I enjoy taking the lunch or dinner cruises with well-done shows aboard the Showboat Branson Belle or the Spirit of America catamaran. The food is always excellent.
Trap or skeet shooting is available. We have done some supervised caving down there, and I understand some areas are offering geocaching. One of my favorites is ziplines throughout the hills and valleys at Shepherd of the Hills Adventure Park or at Branson Ziplines at Wolfe Creek Reserve – a chance to fly without an airplane.
In addition to all the outdoor opportunities in the Branson area, visit the Silver Dollar City theme park. For many years they have had some of the best rides in the area. They have several festivals during the year, so check their website at silverdollarcity.com. The park should soon be opened.
The Shepherd of the Hills play, however, has reopened. The Outdoor Show is happily the same with a new restaurant and other attractions. Check their website at theshepherdofthehills.org or call 417-334-4191.

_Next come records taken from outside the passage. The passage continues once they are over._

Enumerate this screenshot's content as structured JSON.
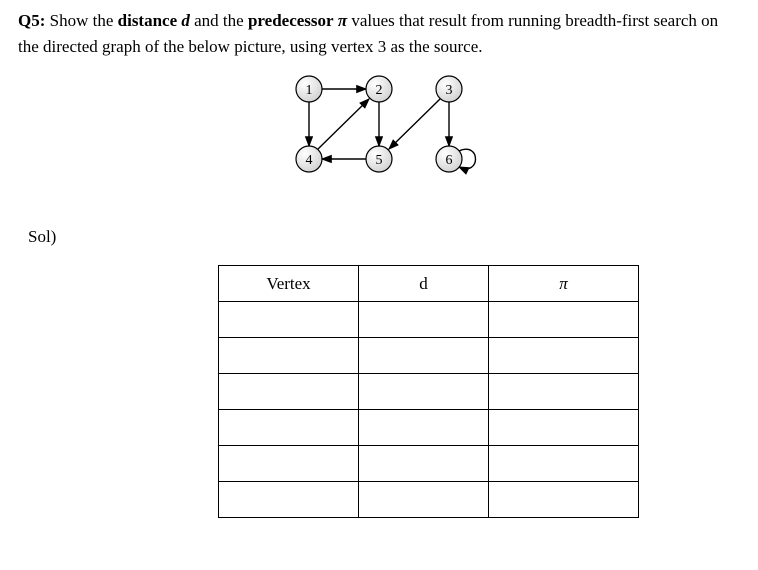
{
  "question": {
    "label": "Q5:",
    "text_part1": " Show the ",
    "term_distance": "distance",
    "term_d": " d",
    "text_part2": " and the ",
    "term_predecessor": "predecessor",
    "term_pi": " π",
    "text_part3": " values that result from running breadth-first search on the directed graph of the below picture, using vertex 3 as the source."
  },
  "graph": {
    "nodes": [
      {
        "id": "1",
        "label": "1"
      },
      {
        "id": "2",
        "label": "2"
      },
      {
        "id": "3",
        "label": "3"
      },
      {
        "id": "4",
        "label": "4"
      },
      {
        "id": "5",
        "label": "5"
      },
      {
        "id": "6",
        "label": "6"
      }
    ],
    "edges": [
      [
        "1",
        "2"
      ],
      [
        "1",
        "4"
      ],
      [
        "2",
        "5"
      ],
      [
        "4",
        "2"
      ],
      [
        "5",
        "4"
      ],
      [
        "3",
        "5"
      ],
      [
        "3",
        "6"
      ],
      [
        "6",
        "6"
      ]
    ]
  },
  "sol_label": "Sol)",
  "table": {
    "headers": {
      "vertex": "Vertex",
      "d": "d",
      "pi": "π"
    },
    "rows": [
      {
        "vertex": "",
        "d": "",
        "pi": ""
      },
      {
        "vertex": "",
        "d": "",
        "pi": ""
      },
      {
        "vertex": "",
        "d": "",
        "pi": ""
      },
      {
        "vertex": "",
        "d": "",
        "pi": ""
      },
      {
        "vertex": "",
        "d": "",
        "pi": ""
      },
      {
        "vertex": "",
        "d": "",
        "pi": ""
      }
    ]
  }
}
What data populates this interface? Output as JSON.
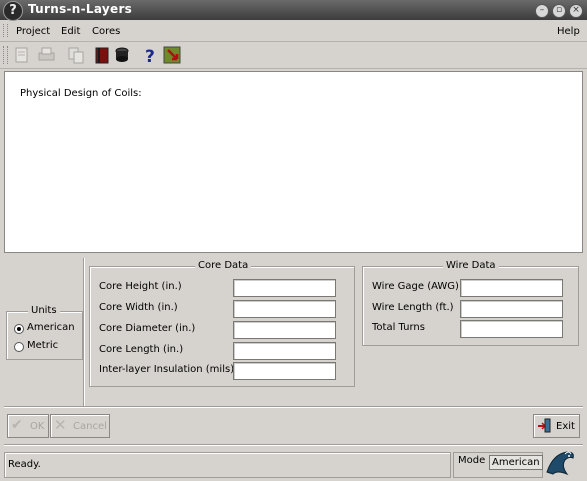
{
  "window": {
    "title": "Turns-n-Layers",
    "icon": "question-icon"
  },
  "menu": {
    "project": "Project",
    "edit": "Edit",
    "cores": "Cores",
    "help": "Help"
  },
  "toolbar": {
    "icons": [
      "new-icon",
      "print-icon",
      "copy-icon",
      "book-icon",
      "core-icon",
      "help-icon",
      "exit-icon"
    ]
  },
  "main": {
    "text": "Physical Design of Coils:"
  },
  "units": {
    "title": "Units",
    "american": "American",
    "metric": "Metric",
    "selected": "American"
  },
  "core_data": {
    "title": "Core Data",
    "height": "Core Height (in.)",
    "width": "Core Width (in.)",
    "diameter": "Core Diameter (in.)",
    "length": "Core Length (in.)",
    "insulation": "Inter-layer Insulation (mils)"
  },
  "wire_data": {
    "title": "Wire Data",
    "gage": "Wire Gage (AWG)",
    "length": "Wire Length (ft.)",
    "turns": "Total Turns"
  },
  "buttons": {
    "ok": "OK",
    "cancel": "Cancel",
    "exit": "Exit"
  },
  "status": {
    "text": "Ready.",
    "mode_label": "Mode",
    "mode_value": "American"
  }
}
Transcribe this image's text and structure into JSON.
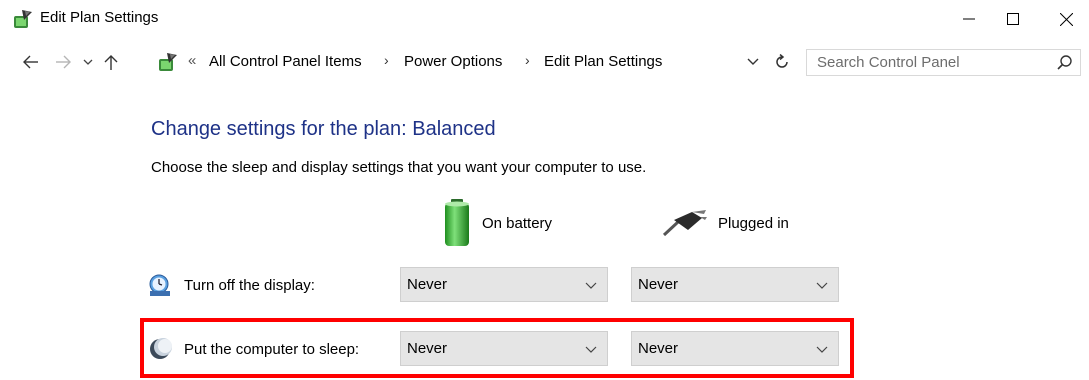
{
  "window": {
    "title": "Edit Plan Settings",
    "icon": "power-plan-icon"
  },
  "nav": {
    "breadcrumbs": [
      "All Control Panel Items",
      "Power Options",
      "Edit Plan Settings"
    ],
    "overflow": "«",
    "separator": "›"
  },
  "search": {
    "placeholder": "Search Control Panel"
  },
  "main": {
    "title": "Change settings for the plan: Balanced",
    "description": "Choose the sleep and display settings that you want your computer to use.",
    "columns": {
      "battery": {
        "label": "On battery",
        "icon": "battery-icon"
      },
      "plugged": {
        "label": "Plugged in",
        "icon": "power-plug-icon"
      }
    },
    "settings": [
      {
        "label": "Turn off the display:",
        "icon": "display-clock-icon",
        "on_battery": "Never",
        "plugged_in": "Never"
      },
      {
        "label": "Put the computer to sleep:",
        "icon": "moon-sleep-icon",
        "on_battery": "Never",
        "plugged_in": "Never",
        "highlighted": true
      }
    ]
  },
  "colors": {
    "title_blue": "#1e3287",
    "highlight_red": "#ff0000",
    "dropdown_bg": "#e5e5e5"
  }
}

One of my favorite Missouri attractions is the History of Fishing Museum in Branson. Their collection is considered to be the world’s most complete and represents everything that is collectible in antique tackle and fishing paraphernalia, including the first of many lures, reels and other items.
Over 40,000 fishing items are neatly laid out in cases and other displays. You will find Zane Grey’s rod and reel and Johnny Horton’s, Elvis’ and Johnny Cash’s manufactured lures.
Here is several one-of-a-kind items from their collection:
• Nut lures: The museum holds found the only existing set of bass lures made from nut shells.
• Spike reel from the 1730s, first reel known to exist. Made in Europe, these reels were used by American anglers.
• The Snyder reel from 1840 is the first casting reel made in the United States by George Snyder from Paris, Kentucky, and very rare.
• The Haskell minnow, made by Riley Haskell in 1859, is the first American plug-type bodied bait. The minnow imitation with a metal body and revolving tail has dual hooks that point upward. The lure was made in silver, copper, brass and bronze. The only Haskell found with the original box was a 10-inch copper musky sold in 2003 for $101,200 at auction.
• Comstock Flying Hellgrammite is the first wooden lure, made by Harry Comstock in 1883.
• The oldest patented piece in the collection is a Buel Trolling Spoon, which earned its patent in 1852, but the collection also includes fishing artifacts that date back to pre-colonial Native Americans and Eskimos. Newly added to the expansive collection are aquatic dinosaur bones and fish fossils.
Check out the History of Fishing Museum at 225 N. Wildwood Drive in Branson, call 417-239-FISH or visit the website, Historyoffishingmuseum.org.
Branson has many great restaurants and dinner shows. Play a round of golf on your choice of 10 world-class golf courses or have fun at one of the many miniature golf courses. The area, too, is loaded with nature parks, waterparks, museums and aquariums. Branson has over 100 shows playing throughout the year there are more seats than Broadway in Branson.
There, too, are many shopping opportunities in the area. Check out Crain’s Creations Gallery at 114 Main Street to see some world-class wildlife art. I love waterfowl, and Tom Crain has created some incredible original paintings.
Branson family-oriented RV parks and campgrounds are near and around the lakes. There, too, are log cabins, resorts, lodges or hotels, but make your reservations early. There are times throughout the year when lodging fills up.
Branson is a unique city. Some come to relax and recharge. Personally, I like to sit on Lilley’s Landing Taneycomo Trout Dock with a good cigar and watch the waters flow.
To visit Branson, call 800-296-0463 for a free vacation guide or more information.
– Kenneth Kieser, a veteran outdoors writer and member of the Waterfowlers Hall of Fame and National Fresh Water Fishing Hall of Fame, writes a weekly outdoors column for The Examiner. Reach him at email@example.com.